» **Records shown**:

· · · · · · ·

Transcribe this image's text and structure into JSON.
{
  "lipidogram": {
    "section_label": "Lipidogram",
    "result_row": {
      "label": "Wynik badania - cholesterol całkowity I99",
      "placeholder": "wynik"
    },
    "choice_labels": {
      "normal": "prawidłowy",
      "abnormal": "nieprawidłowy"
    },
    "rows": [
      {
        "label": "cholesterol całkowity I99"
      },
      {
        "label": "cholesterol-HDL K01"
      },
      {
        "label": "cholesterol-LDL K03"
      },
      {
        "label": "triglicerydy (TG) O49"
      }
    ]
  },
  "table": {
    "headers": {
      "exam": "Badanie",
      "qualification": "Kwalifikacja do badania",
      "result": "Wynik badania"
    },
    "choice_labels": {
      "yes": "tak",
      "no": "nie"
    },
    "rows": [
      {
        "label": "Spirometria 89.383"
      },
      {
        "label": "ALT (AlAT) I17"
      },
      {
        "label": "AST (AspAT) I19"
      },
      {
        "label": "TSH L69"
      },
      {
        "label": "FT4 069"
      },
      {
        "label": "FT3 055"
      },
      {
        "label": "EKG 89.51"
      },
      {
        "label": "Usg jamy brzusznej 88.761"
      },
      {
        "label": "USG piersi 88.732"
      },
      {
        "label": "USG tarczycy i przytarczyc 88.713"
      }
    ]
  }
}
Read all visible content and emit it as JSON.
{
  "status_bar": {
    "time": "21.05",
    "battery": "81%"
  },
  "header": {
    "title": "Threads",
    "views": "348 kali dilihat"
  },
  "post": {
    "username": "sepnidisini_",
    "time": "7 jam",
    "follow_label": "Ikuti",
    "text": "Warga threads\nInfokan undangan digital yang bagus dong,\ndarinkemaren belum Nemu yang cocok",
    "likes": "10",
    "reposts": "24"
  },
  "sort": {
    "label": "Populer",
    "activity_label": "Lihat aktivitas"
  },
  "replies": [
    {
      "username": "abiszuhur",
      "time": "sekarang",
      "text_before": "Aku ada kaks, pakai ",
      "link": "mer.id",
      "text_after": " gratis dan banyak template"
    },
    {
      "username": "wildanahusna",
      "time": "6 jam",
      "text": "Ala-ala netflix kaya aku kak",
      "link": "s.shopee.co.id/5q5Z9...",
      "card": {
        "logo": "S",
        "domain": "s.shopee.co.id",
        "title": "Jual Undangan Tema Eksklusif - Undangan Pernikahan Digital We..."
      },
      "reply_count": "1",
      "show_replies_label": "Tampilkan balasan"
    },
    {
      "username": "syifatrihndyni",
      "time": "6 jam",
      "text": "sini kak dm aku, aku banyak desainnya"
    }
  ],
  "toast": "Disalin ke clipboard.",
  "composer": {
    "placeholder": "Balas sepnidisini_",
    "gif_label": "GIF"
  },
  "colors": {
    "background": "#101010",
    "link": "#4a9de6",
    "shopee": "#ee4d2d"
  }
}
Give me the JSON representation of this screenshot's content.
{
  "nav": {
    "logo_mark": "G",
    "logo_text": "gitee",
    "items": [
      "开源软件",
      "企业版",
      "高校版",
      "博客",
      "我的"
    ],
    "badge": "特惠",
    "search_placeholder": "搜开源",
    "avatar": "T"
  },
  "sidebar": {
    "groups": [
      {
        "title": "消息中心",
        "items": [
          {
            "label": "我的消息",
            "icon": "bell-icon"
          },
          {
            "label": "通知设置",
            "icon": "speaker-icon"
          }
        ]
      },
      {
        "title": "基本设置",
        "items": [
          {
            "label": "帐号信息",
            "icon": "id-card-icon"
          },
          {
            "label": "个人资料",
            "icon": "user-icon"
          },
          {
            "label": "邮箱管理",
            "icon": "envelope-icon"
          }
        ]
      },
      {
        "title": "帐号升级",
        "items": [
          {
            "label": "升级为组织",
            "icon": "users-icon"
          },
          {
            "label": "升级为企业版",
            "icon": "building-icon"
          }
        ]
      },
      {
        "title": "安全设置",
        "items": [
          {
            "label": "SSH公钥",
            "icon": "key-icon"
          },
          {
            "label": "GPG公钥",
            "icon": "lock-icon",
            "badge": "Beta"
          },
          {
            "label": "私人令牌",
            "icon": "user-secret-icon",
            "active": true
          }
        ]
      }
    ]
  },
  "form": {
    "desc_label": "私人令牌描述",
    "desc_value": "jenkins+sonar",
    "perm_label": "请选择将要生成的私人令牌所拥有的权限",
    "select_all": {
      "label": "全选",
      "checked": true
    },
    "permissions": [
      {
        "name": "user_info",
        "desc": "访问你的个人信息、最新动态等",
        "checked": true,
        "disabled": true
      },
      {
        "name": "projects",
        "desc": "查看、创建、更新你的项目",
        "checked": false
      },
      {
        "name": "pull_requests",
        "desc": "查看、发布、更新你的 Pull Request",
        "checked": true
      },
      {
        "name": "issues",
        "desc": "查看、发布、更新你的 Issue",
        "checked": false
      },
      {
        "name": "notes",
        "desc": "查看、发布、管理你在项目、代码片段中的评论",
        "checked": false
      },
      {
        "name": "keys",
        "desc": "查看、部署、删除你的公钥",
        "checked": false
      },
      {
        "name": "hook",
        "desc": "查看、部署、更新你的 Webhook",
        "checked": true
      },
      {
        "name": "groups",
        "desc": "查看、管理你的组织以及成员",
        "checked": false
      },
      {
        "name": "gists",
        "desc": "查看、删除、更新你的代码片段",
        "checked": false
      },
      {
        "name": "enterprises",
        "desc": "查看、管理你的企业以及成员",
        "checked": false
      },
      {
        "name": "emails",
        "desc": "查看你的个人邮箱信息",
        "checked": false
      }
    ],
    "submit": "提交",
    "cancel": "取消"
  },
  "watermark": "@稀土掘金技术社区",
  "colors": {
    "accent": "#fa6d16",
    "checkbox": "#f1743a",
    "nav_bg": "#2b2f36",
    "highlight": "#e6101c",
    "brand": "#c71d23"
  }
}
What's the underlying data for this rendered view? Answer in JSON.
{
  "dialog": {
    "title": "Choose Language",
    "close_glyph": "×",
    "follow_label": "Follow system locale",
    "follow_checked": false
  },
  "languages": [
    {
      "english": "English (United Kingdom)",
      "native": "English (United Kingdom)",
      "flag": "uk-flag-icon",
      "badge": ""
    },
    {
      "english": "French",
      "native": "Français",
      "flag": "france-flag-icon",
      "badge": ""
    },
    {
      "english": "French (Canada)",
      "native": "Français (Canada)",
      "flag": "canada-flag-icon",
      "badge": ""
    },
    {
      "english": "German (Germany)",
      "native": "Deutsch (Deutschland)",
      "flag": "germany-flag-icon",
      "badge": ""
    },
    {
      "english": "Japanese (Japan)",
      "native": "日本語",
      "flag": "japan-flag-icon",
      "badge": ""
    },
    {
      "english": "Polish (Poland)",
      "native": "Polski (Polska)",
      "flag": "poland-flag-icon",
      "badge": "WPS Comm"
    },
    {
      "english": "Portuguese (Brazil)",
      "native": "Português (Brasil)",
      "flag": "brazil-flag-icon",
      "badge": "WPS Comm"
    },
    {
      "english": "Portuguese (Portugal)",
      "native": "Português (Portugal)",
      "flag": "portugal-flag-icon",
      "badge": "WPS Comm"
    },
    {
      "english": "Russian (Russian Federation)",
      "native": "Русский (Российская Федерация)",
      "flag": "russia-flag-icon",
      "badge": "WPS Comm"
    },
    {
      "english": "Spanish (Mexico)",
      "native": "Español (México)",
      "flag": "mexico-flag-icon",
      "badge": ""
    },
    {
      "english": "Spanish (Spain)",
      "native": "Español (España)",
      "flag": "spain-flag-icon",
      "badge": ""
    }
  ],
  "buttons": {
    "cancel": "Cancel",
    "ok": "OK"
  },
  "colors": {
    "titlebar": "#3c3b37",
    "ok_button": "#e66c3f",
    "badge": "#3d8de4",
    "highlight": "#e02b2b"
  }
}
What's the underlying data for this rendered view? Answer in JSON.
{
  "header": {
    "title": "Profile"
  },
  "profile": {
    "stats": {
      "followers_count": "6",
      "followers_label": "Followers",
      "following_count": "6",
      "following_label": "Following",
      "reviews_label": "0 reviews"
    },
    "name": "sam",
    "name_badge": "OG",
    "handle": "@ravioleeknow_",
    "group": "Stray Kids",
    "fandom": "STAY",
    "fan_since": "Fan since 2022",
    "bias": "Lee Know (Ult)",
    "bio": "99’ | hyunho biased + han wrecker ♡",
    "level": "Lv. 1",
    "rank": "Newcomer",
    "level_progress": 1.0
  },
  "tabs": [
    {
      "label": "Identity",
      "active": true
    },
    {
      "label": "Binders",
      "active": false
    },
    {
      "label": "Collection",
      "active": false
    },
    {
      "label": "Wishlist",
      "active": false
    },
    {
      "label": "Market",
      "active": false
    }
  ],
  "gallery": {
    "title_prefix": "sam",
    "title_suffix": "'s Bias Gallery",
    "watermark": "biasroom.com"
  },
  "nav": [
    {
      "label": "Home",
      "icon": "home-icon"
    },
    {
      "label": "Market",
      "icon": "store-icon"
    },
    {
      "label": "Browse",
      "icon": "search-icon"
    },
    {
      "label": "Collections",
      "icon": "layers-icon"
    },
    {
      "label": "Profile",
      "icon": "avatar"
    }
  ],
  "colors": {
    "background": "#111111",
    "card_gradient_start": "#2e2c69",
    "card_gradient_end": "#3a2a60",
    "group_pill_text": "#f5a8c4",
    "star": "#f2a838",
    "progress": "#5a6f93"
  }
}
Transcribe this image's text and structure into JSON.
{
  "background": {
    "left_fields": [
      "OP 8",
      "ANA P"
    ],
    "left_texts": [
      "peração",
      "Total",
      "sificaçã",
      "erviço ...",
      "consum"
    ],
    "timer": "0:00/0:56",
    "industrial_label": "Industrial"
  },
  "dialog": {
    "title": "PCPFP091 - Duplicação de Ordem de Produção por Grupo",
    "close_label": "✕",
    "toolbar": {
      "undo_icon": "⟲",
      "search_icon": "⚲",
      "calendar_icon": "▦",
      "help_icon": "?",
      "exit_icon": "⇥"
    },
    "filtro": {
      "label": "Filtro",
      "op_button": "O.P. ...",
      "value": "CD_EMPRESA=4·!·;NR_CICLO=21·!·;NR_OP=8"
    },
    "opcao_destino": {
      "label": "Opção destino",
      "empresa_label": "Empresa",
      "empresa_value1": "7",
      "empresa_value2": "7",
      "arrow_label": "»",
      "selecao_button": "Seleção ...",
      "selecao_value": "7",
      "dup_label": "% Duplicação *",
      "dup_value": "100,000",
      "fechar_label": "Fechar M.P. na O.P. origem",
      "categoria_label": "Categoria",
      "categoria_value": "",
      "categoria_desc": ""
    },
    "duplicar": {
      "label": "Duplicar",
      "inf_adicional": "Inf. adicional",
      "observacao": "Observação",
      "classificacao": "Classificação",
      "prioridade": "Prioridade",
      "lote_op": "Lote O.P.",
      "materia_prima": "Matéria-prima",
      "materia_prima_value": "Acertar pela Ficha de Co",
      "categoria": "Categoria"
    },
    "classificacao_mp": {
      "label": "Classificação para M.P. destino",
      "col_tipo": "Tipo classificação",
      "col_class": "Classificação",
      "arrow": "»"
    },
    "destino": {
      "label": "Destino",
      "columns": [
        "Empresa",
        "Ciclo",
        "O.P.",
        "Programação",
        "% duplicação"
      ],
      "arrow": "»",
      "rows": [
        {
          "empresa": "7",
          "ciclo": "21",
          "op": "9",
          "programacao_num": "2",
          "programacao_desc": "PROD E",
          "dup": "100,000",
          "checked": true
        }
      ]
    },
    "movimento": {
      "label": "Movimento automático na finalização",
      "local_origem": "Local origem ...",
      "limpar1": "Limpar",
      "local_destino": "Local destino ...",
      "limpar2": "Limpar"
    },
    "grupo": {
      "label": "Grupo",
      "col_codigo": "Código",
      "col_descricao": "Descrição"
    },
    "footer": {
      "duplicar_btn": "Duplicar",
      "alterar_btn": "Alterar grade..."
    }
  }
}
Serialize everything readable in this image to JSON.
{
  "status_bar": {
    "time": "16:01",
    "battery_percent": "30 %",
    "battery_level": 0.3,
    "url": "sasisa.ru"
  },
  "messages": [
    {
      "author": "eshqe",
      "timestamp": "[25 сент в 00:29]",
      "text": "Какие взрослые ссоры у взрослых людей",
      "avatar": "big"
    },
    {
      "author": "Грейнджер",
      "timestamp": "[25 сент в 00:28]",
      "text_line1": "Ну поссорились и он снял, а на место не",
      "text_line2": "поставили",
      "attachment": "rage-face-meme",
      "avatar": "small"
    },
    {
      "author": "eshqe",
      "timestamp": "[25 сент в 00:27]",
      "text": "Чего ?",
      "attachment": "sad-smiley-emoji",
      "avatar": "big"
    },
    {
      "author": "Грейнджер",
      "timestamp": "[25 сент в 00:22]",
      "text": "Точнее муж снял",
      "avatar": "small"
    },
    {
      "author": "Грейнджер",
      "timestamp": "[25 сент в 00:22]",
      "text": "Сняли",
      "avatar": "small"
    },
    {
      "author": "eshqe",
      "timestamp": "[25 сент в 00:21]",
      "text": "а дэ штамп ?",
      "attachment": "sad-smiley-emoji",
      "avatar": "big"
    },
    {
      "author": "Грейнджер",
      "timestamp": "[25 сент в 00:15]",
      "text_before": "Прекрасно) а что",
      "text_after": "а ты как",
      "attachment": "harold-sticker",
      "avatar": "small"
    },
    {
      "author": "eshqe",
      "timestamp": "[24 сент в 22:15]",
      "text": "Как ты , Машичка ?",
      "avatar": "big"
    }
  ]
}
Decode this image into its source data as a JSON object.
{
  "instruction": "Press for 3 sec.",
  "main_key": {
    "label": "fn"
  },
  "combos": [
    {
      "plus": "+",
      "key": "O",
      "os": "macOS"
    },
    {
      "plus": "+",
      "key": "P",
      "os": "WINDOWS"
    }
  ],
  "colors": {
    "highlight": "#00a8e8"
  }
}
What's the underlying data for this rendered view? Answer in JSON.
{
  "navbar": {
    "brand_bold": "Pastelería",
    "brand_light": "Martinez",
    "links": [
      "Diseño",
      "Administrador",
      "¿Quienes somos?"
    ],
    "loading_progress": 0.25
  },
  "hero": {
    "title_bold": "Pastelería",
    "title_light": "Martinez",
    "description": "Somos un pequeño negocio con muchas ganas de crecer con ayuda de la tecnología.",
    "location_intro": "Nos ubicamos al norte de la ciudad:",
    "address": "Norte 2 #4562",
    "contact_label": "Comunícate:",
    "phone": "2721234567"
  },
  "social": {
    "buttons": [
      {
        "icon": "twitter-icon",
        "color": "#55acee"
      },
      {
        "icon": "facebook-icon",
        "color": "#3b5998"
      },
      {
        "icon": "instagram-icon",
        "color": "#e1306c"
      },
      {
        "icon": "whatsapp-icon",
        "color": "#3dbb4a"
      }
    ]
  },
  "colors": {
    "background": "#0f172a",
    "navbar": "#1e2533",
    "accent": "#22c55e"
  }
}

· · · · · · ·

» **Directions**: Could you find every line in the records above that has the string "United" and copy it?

» **Written answer**:
      "english": "English (United Kingdom)",
      "native": "English (United Kingdom)",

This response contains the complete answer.